‘The Leanover’ by Life Without BuildingsSo many playful, unexpected vocal turns in this song and meandering lyrics, i don&#8217;t know why more people don&#8217;t absolutely love Life Without Buildings.

‘The Leanover’ by Life Without Buildings
So many playful, unexpected vocal turns in this song and meandering lyrics, i don’t know why more people don’t absolutely love Life Without Buildings.

(Source: mathiasmattu)

oldpunkflyers:

Anti-Cimex  Varukers  Agoni  Heresy  Napalm Death
07.07.1986 Nottingham UK

oldpunkflyers:

Anti-Cimex  Varukers  Agoni  Heresy  Napalm Death

07.07.1986 Nottingham UK

(Source: degenerik)

Polvo- A Link In The Chain

This is such a beautiful track to play in the morning when you’re not really sure how the day is going to pan out for better or worse. The distortion of the guitars and delay of the first 5 minutes of the track are as woozy as the narrator’s feelings of longing, separation, and togetherness. They seem torn between wanting and not wanting someone.

In a dream I saw you taking control

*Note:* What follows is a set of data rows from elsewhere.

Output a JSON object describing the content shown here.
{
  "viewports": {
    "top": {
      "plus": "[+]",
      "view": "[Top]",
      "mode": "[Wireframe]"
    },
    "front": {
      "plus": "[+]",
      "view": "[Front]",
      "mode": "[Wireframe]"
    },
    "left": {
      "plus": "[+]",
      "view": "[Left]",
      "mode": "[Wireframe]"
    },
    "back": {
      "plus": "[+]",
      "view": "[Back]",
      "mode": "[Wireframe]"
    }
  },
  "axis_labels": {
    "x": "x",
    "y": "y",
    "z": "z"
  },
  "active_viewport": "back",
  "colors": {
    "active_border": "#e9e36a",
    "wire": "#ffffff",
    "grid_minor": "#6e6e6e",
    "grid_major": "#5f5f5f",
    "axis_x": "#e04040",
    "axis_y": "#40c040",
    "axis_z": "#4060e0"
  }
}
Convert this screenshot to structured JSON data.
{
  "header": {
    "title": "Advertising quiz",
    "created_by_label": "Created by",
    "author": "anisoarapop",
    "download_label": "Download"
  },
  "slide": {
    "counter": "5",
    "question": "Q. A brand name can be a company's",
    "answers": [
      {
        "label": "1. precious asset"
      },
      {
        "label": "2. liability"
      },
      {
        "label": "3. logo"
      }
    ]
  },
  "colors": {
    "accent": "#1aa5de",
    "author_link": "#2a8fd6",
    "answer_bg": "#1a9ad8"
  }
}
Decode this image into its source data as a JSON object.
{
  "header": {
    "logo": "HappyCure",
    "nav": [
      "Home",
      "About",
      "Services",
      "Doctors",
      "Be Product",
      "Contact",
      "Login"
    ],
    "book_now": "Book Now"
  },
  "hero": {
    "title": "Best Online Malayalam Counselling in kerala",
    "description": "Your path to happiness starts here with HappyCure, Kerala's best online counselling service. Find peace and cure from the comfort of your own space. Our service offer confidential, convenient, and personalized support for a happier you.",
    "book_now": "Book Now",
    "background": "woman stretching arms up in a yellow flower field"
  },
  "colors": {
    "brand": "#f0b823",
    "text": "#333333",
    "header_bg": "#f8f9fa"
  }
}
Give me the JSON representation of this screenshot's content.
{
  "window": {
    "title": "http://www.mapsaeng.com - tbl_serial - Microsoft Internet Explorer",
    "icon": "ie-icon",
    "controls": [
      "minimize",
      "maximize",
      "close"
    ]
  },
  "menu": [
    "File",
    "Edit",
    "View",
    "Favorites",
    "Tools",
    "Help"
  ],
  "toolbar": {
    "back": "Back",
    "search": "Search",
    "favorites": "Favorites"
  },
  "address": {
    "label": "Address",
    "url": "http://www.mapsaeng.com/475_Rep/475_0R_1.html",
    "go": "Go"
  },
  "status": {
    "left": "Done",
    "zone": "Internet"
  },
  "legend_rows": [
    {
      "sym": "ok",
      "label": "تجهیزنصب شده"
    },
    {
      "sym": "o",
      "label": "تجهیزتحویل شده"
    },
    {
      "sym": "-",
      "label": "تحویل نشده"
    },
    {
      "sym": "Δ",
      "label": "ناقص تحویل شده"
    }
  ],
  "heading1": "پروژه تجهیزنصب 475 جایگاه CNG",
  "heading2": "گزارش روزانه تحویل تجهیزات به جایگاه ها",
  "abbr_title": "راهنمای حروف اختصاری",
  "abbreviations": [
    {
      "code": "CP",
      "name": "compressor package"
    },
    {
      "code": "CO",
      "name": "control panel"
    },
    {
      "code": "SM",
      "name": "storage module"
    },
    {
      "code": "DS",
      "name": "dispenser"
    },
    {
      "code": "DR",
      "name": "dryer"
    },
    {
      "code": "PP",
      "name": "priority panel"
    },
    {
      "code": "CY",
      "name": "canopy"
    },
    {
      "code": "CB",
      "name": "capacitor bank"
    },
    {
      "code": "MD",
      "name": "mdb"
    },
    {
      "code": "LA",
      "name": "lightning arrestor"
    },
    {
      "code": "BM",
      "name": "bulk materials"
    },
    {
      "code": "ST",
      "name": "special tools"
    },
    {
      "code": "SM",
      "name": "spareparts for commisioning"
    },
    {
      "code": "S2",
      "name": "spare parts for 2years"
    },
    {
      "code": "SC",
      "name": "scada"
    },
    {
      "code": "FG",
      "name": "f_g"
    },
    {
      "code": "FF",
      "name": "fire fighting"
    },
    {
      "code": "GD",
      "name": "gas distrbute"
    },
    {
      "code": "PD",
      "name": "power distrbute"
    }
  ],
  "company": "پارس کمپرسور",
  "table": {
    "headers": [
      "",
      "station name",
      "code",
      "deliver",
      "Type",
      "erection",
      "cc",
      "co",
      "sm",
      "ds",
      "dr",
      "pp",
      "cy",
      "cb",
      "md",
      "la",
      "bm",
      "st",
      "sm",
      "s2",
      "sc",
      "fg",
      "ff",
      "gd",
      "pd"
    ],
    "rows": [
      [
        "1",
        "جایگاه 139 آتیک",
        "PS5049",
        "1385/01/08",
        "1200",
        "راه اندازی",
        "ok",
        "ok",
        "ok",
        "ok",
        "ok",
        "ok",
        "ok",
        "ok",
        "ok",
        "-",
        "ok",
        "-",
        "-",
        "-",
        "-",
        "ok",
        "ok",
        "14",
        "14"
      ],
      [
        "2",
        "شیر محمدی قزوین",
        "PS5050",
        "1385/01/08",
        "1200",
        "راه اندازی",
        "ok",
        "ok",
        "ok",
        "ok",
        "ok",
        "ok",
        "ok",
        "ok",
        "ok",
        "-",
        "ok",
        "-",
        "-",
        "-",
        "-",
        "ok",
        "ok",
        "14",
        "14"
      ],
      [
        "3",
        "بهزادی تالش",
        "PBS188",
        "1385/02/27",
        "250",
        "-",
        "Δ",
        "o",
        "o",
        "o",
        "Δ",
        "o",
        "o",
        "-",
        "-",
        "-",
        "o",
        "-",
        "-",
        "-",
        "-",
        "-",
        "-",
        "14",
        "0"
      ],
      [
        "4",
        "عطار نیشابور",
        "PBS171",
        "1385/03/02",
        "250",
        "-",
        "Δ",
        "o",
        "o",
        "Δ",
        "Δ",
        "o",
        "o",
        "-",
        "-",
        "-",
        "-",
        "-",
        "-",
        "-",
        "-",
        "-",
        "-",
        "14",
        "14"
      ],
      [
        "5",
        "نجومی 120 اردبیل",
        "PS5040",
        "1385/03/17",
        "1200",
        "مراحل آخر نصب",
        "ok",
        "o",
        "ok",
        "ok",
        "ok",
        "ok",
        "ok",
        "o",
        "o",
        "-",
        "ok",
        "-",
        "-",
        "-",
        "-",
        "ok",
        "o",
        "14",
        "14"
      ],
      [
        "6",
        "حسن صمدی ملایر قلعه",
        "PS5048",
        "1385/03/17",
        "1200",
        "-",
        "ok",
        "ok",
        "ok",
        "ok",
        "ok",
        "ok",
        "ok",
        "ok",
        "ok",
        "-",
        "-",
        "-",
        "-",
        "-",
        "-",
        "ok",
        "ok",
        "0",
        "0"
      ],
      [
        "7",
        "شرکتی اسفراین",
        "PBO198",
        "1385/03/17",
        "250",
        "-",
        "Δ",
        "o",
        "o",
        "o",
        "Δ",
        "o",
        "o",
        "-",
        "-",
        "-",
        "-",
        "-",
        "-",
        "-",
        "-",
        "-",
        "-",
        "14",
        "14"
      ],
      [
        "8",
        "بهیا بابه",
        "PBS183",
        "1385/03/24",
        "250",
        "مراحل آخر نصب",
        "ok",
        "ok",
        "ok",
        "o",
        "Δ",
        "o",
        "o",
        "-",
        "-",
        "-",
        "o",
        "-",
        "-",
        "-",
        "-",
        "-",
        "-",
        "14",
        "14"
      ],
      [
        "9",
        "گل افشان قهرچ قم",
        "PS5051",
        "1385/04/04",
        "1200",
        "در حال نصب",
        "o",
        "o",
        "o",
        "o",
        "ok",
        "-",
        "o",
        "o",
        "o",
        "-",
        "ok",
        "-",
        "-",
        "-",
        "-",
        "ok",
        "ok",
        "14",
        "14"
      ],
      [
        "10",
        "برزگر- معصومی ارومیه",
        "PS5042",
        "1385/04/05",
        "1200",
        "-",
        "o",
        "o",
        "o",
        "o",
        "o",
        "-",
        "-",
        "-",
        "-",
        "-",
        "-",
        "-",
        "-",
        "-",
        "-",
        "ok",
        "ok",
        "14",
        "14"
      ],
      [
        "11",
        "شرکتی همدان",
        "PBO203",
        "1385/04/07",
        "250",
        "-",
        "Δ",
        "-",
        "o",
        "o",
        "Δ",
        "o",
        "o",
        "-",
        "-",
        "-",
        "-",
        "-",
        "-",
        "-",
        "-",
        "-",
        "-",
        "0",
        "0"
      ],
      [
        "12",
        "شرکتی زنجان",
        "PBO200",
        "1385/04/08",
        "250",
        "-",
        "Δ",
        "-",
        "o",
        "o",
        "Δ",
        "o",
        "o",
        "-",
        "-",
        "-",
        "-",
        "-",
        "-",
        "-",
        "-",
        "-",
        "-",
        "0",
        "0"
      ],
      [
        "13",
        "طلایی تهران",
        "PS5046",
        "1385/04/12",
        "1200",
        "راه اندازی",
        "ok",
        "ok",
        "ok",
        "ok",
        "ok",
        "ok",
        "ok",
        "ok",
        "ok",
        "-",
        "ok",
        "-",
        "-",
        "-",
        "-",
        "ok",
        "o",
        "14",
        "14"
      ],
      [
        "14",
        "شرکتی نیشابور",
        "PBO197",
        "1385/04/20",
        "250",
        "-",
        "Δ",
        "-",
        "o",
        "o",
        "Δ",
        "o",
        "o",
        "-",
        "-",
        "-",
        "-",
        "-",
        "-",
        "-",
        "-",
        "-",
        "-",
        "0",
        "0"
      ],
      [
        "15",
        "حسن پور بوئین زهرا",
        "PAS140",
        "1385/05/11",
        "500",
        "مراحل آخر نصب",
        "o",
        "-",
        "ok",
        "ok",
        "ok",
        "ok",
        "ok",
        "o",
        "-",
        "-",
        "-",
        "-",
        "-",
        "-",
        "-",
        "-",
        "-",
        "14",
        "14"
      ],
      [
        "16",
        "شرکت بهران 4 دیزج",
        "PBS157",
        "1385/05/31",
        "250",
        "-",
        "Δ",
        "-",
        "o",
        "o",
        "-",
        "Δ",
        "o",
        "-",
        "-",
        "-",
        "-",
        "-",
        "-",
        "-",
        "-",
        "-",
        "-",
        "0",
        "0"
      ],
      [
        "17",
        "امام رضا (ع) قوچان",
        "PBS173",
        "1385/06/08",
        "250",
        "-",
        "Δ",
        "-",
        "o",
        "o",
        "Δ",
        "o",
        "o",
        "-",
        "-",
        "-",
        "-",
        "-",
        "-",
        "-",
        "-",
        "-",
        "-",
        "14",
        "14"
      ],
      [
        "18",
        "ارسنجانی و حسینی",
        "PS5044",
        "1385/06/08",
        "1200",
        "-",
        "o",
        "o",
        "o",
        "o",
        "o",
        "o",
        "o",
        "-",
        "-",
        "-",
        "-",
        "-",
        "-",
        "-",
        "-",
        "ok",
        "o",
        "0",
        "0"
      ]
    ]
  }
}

Treading lightly upon my soul

It’s the pain that makes me want to call your name

When I wake up to another day

I know you’re just a drop in the sea

Airplanes keep flying over me

Everyday I wonder when you’ll come and goIt’s nothing that I need to know

There’s no confusion and there is no eye

For nowhere to look for me to goI’ll change the words

The chariot to carry me home

I’ll welcome you to look inside

A link in the chain

A thousand waves

A link in the chain


The reception in a comfortable place


Just a ripple in empty space

The fatigue on trying to close another door

That’s a feeling that I had before

There’s no confusion and there is no eye

For nowhere to look for me to go

I’ll change the words

The chariot to carry me home

I‘ll welcome you to look inside

A link in the chain

A thousand waves

A link in the chain


The reception in a comfortable place

Just a ripple in empty space

The fatigue on trying to close another door

That’s a feeling that I had before

I know you’re just a drop in the sea

Airplanes keep flying over me

Everyday I wonder when you’ll come and go

It’s nothing that I need to know

pwelverumandsun:

the Glow pt. 2" by the Microphones (2013 P.W. Elverum & Sun reissue) is available to order now. It’s also featured today on Pitchfork Advance. Get a deluxe LP mailed to you very easily from P.W. Elverum & Sun, direct suppliers.